(EXTRACTED MATERIAL begins)

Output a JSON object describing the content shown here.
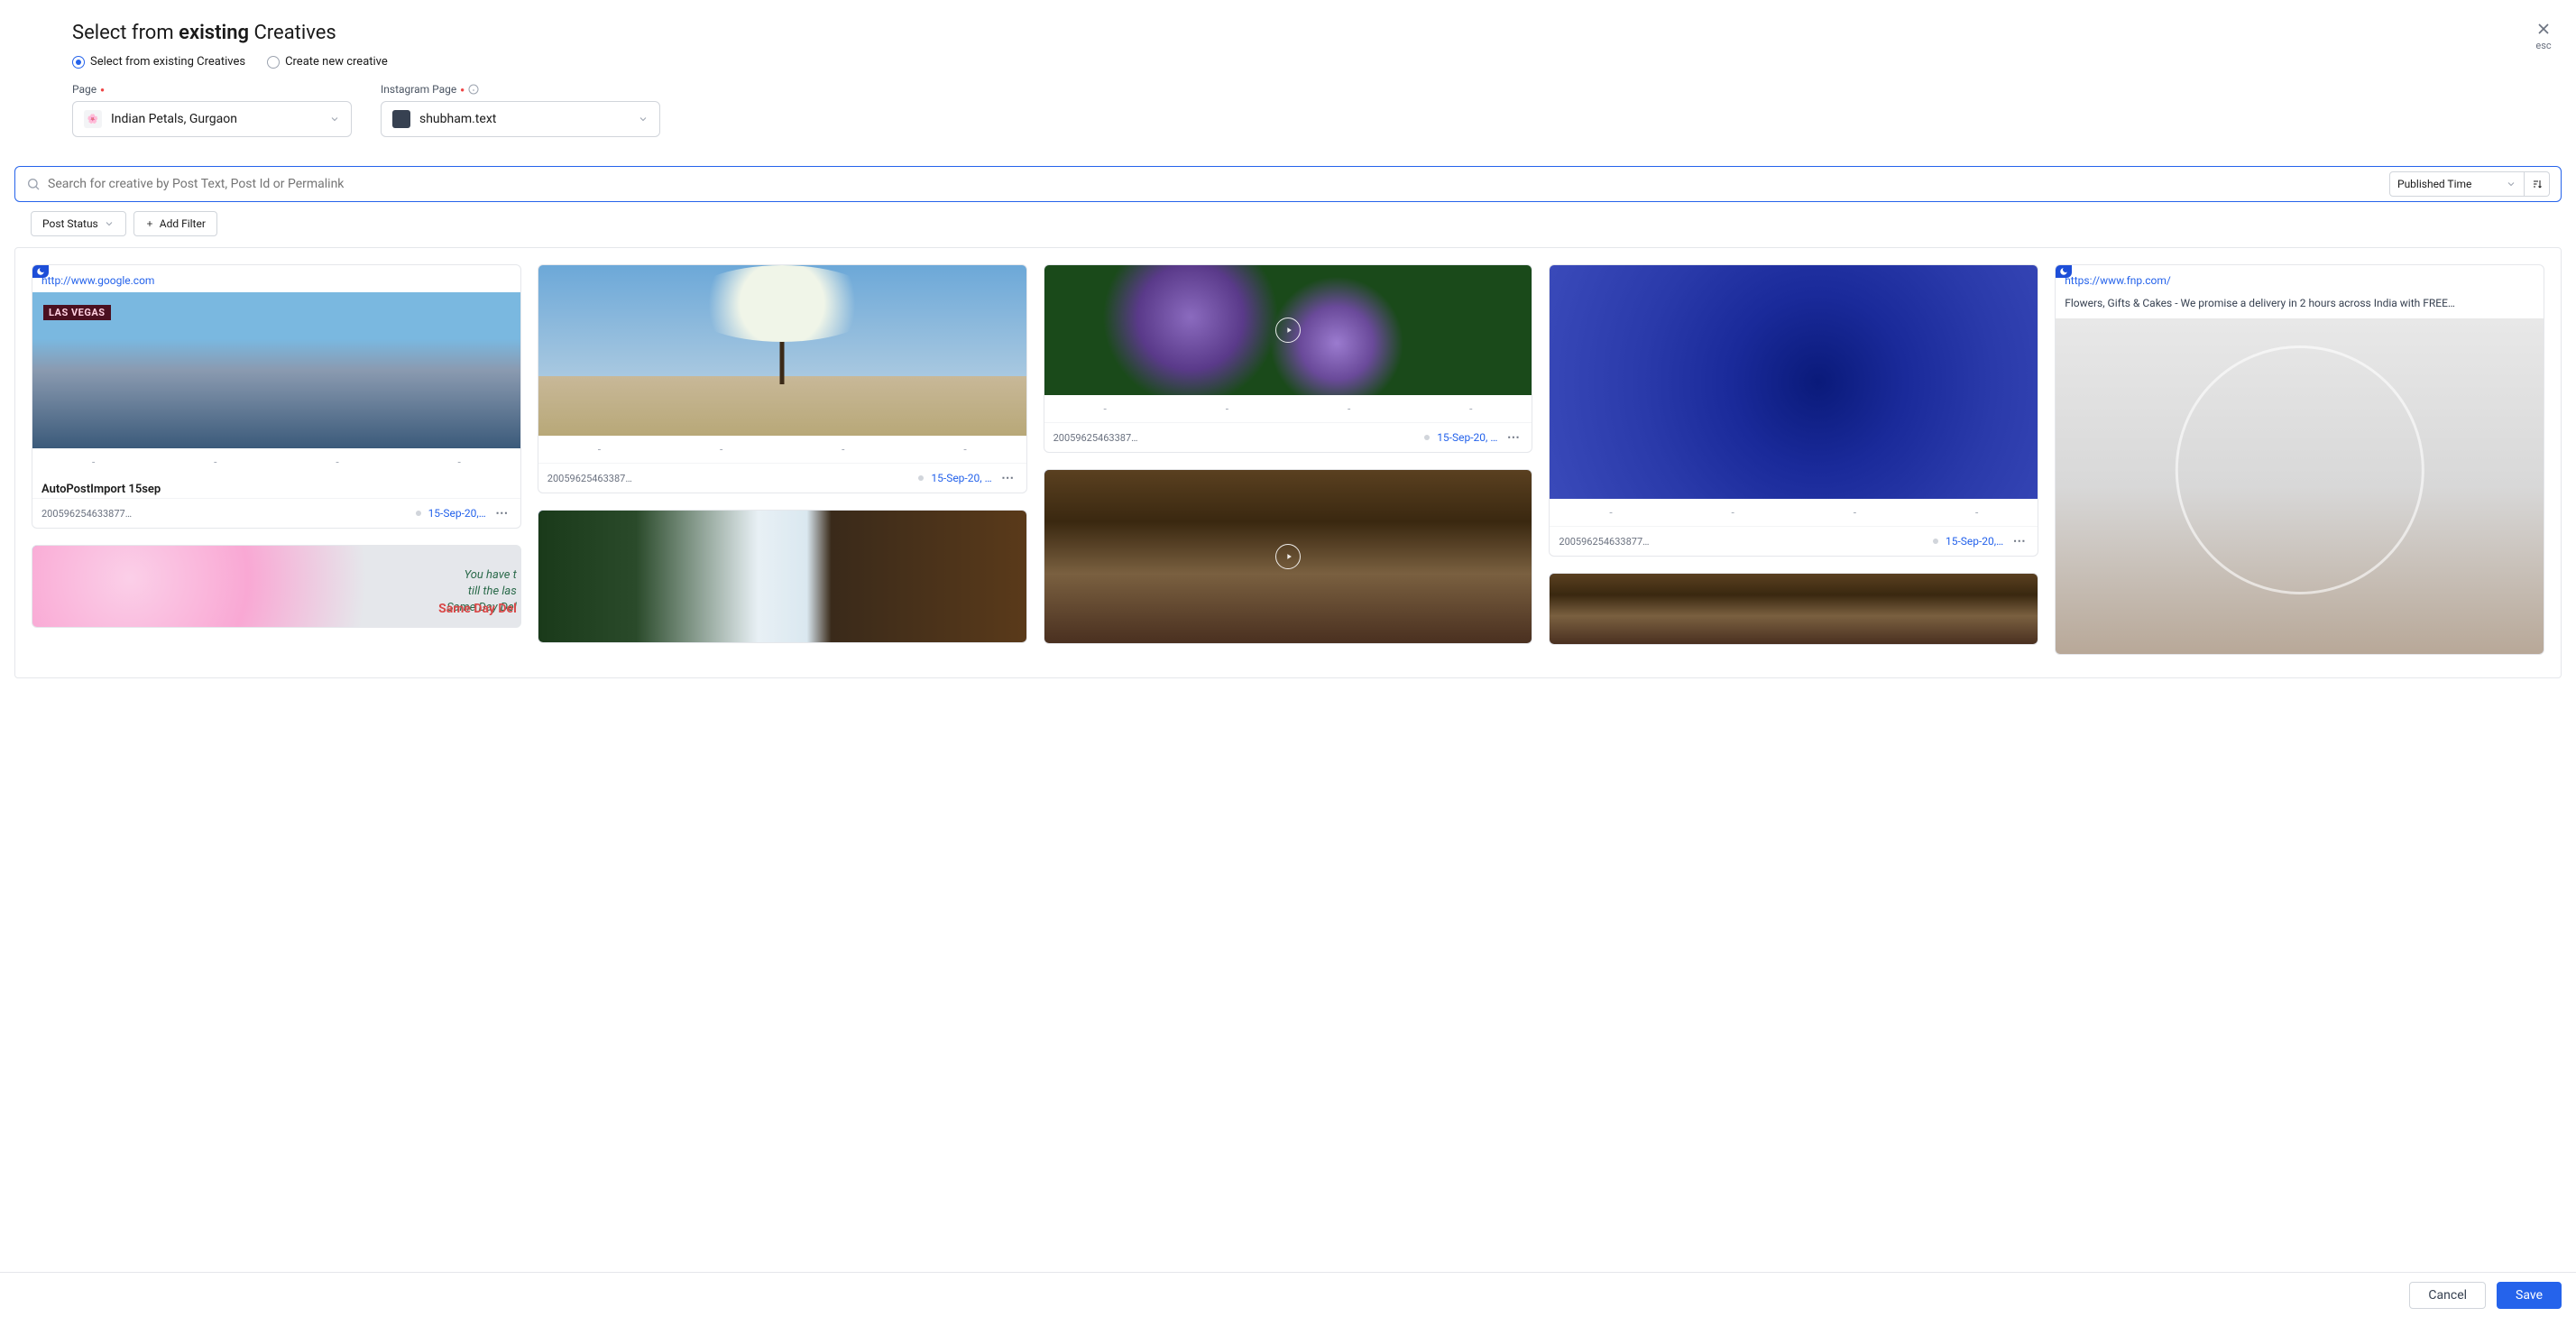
{
  "header": {
    "title_prefix": "Select from ",
    "title_bold": "existing",
    "title_suffix": " Creatives",
    "close_label": "esc"
  },
  "radios": {
    "existing": "Select from existing Creatives",
    "create": "Create new creative"
  },
  "page_field": {
    "label": "Page",
    "value": "Indian Petals, Gurgaon"
  },
  "instagram_field": {
    "label": "Instagram Page",
    "value": "shubham.text"
  },
  "search": {
    "placeholder": "Search for creative by Post Text, Post Id or Permalink"
  },
  "sort": {
    "value": "Published Time"
  },
  "filters": {
    "post_status": "Post Status",
    "add_filter": "Add Filter"
  },
  "cards": {
    "c1": {
      "link": "http://www.google.com",
      "title": "AutoPostImport 15sep",
      "id": "200596254633877…",
      "date": "15-Sep-20,…"
    },
    "c3": {
      "id": "20059625463387…",
      "date": "15-Sep-20, …"
    },
    "c5": {
      "id": "20059625463387…",
      "date": "15-Sep-20, …"
    },
    "c7": {
      "id": "200596254633877…",
      "date": "15-Sep-20,…"
    },
    "c9": {
      "link": "https://www.fnp.com/",
      "desc": "Flowers, Gifts & Cakes - We promise a delivery in 2 hours across India with FREE…"
    }
  },
  "footer": {
    "cancel": "Cancel",
    "save": "Save"
  }
}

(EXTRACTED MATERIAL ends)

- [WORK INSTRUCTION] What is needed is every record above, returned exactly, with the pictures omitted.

- [WRITTEN SOLUTION]
Output a JSON object describing the content shown here.
{
  "header": {
    "title_prefix": "Select from ",
    "title_bold": "existing",
    "title_suffix": " Creatives",
    "close_label": "esc"
  },
  "radios": {
    "existing": "Select from existing Creatives",
    "create": "Create new creative"
  },
  "page_field": {
    "label": "Page",
    "value": "Indian Petals, Gurgaon"
  },
  "instagram_field": {
    "label": "Instagram Page",
    "value": "shubham.text"
  },
  "search": {
    "placeholder": "Search for creative by Post Text, Post Id or Permalink"
  },
  "sort": {
    "value": "Published Time"
  },
  "filters": {
    "post_status": "Post Status",
    "add_filter": "Add Filter"
  },
  "cards": {
    "c1": {
      "link": "http://www.google.com",
      "title": "AutoPostImport 15sep",
      "id": "200596254633877…",
      "date": "15-Sep-20,…"
    },
    "c3": {
      "id": "20059625463387…",
      "date": "15-Sep-20, …"
    },
    "c5": {
      "id": "20059625463387…",
      "date": "15-Sep-20, …"
    },
    "c7": {
      "id": "200596254633877…",
      "date": "15-Sep-20,…"
    },
    "c9": {
      "link": "https://www.fnp.com/",
      "desc": "Flowers, Gifts & Cakes - We promise a delivery in 2 hours across India with FREE…"
    }
  },
  "footer": {
    "cancel": "Cancel",
    "save": "Save"
  }
}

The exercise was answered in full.